Saturday, 30 December 2017

Back in the Languedoc


Friends to dinner always provides a good excuse to open a few bottles.    We kicked off with a white la Clape from one of the pioneering estates of the appellation, Château Mire l’Etang.   The name  means view over the lagoon and the vineyards are indeed right by the lagoon. It is no surprise that the wine has a refreshing salty tang on both nose and palate, balanced with good acidity and a little weight on the finish.  Bourboulenc is the backbone of la Clape blanc, with some Grenache Blanc and roussanne.  

Next came 2016 Princesse, the first white wine from Domaine Picaro’s, a small estate in my home village of Roujan.  The blend is Grenache Blanc with 40% Chardonnay, both aged in demi-muids with some bâtonnage, for six months.  The nose is rounded and lightly nutty and the palate nicely textured and rounded, with a hint of oak, balanced with good acidity. 

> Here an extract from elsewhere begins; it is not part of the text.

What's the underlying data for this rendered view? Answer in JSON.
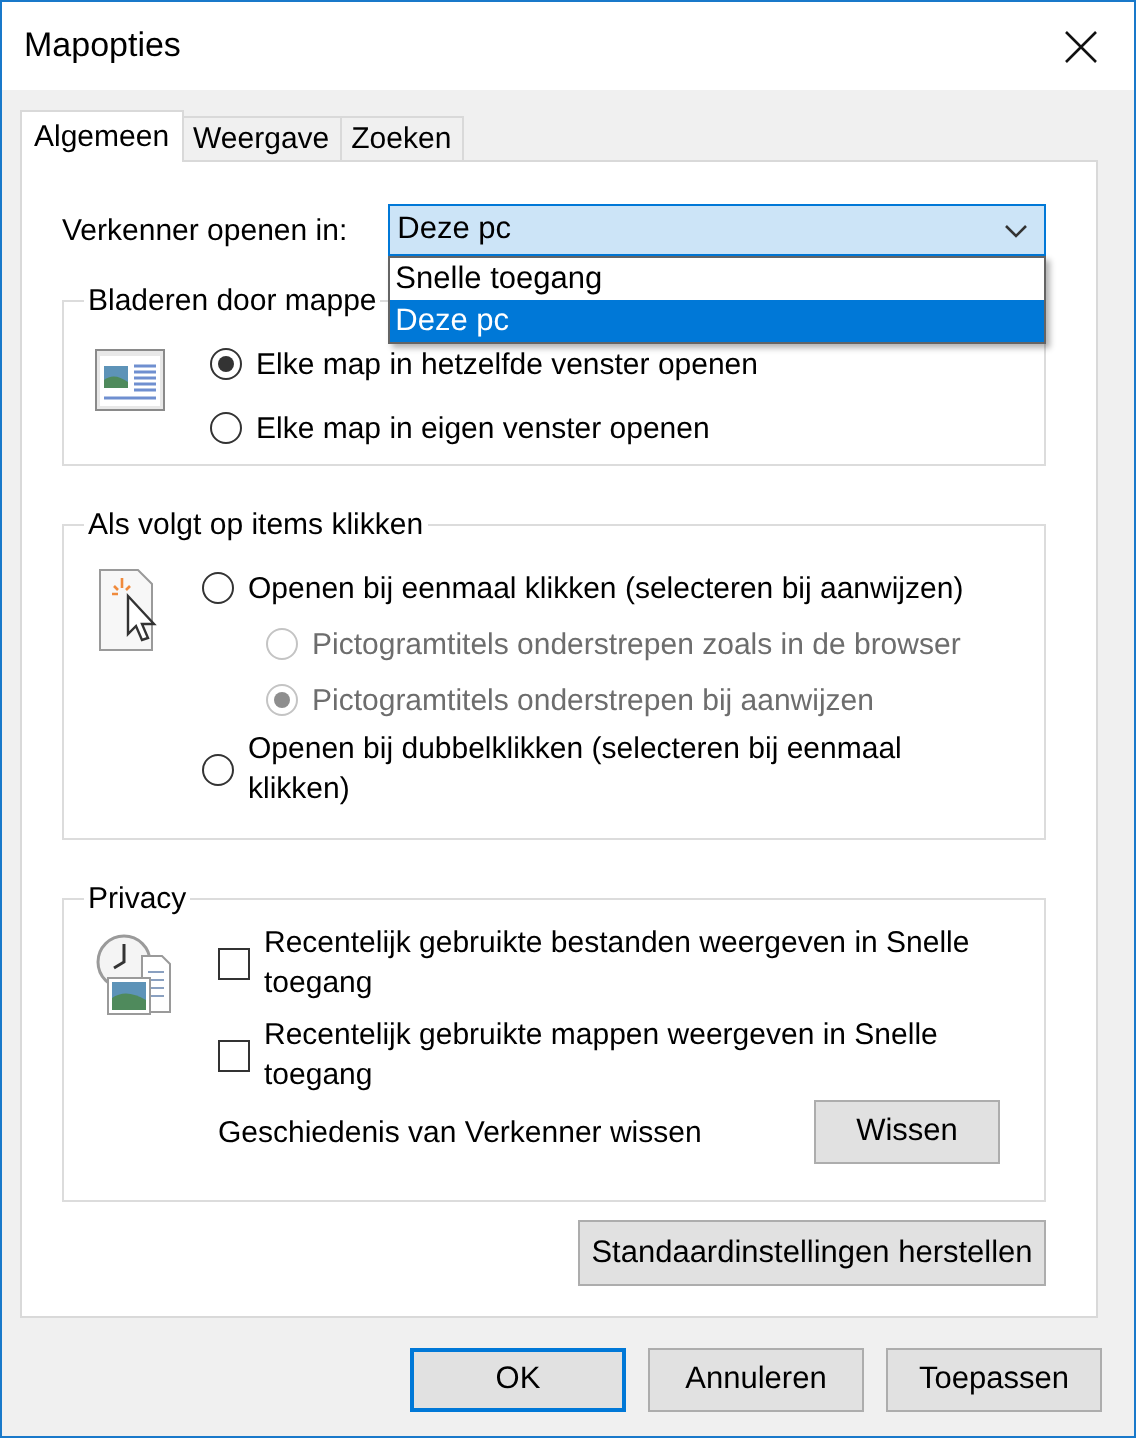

Then on to a couple of reds, Domaine de Sarabande, Faugères, les Espinasses, from 90% Syrah and 10% Mourvèdre, with fresh peppery spice and supple tannins.  It was still quite youthful, with a fresh finish.

We compared it with a St Chinian from the village of Roquebrun, Mas d’Albo, le Pérarol 2012, a blend of Syrah, Grenache and Carignan which has evolved very nicely, with some supple spicy fruit and an elegant finish.  The two wines made for a satisfying comparisons of two adjoining appellations, with the similar terroir of schist.

And we finished with a Muscat de Lunel from the best estate of this small appellation Domaine le Clos de Bellevue, Cuvée Lacoste after the previous owner of the estate, who established its initial reputation.  The wine was fresh and honeyed, with balancing acidity, and made a delicious finale to the evening. 

This will be my last post of 2017, so may I wish everyone a very Happy New Year, une très Bonne Année, along with plenty of bottles of the Languedoc’s finest.  

Thursday, 7 December 2017

Languedoc Roussillon The Wines and Winemakers


Firstly, many apologies to my regular readers for completely neglecting my blog for past few weeks.  My excuse was my end of November deadline for my own book, The wines of the Languedoc, which is planned for publication on 22nd March.

Meanwhile Paul Strang has brought out a completely new edition of a book he first wrote in 2002, Languedoc Roussillon, the Wines and Winemakers.   Jason Shenai is the photographer, as he was for Paul’s earlier book, and the new book is a visual delight.  I first enjoyed the humorous contrast between the inside front and back covers – you will have to look at the book yourself to see what I mean.   Throughout the book Jason has very effectively captured the expressions of the various vignerons, the wry smile of Thierry Navarre; the sensitivity of Marion Gallet of Roc des Anges; the vivacious intensity of Katie Jones of Domaine Jones.   There are some magical landscapes, one taken near my Languedoc village of Roujan – I would like to know exactly where, and where did Jason find that particular dry-stone wall of schist in Faugères?

As well as a brief introduction to each area, covering the basics of the various appellations, there is also a succinct history of the Languedoc and details about practices in the vineyard and cellar and a summary of the most commonly found grape varieties.

However, the real nub of the book is all the information about the various producers.  Paul’s blurb boasts more than 670 growers, who are arranged by appellation and area.  For some he has written small profiles, giving an approximate price point for each wine that is mentioned, as well as an overall star rating for the estate, whereas for others there are just the contact details and a rating.  I am full of admiration for all that attention to detail.  As with any selection, it is always interesting to see who is included and who is omitted.  Inevitably I thought: where is so and so? Or who are they?  as I did for Muscat de Lunel, for example.   Château Grès Saint Paul, as the oldest estate, deserves its place; Domaine de la Croix Saint-Roch is a name that is completely new to me, but where is the most important estate of the appellation, Domaine le Clos de Bellevue?   Inevitably with so many growers, it is impossible to keep tabs on everyone – Domaine Plan de l’Homme in the Terrasses du Larzac has been sold to les Grands Chais de France; Domaine la Croix Vanel in Caux is now owned by Marc-Olivier Bertrand and Faugères has only had one cooperative since 2010.

But those are niggles. There is no doubt that this is a very useful addition to our wine book shelves.   I am planning to explore Roussillon in more detail and I shall certainly be consulting it to see who I should be going to visit, with the help of some excellent maps, that show very clearly who is where.   Paul and I agreed very amicably that our two books will compliment each other perfectly, and you will just have to wait until 22nd March to see how

Softback available from Amazon for £35.00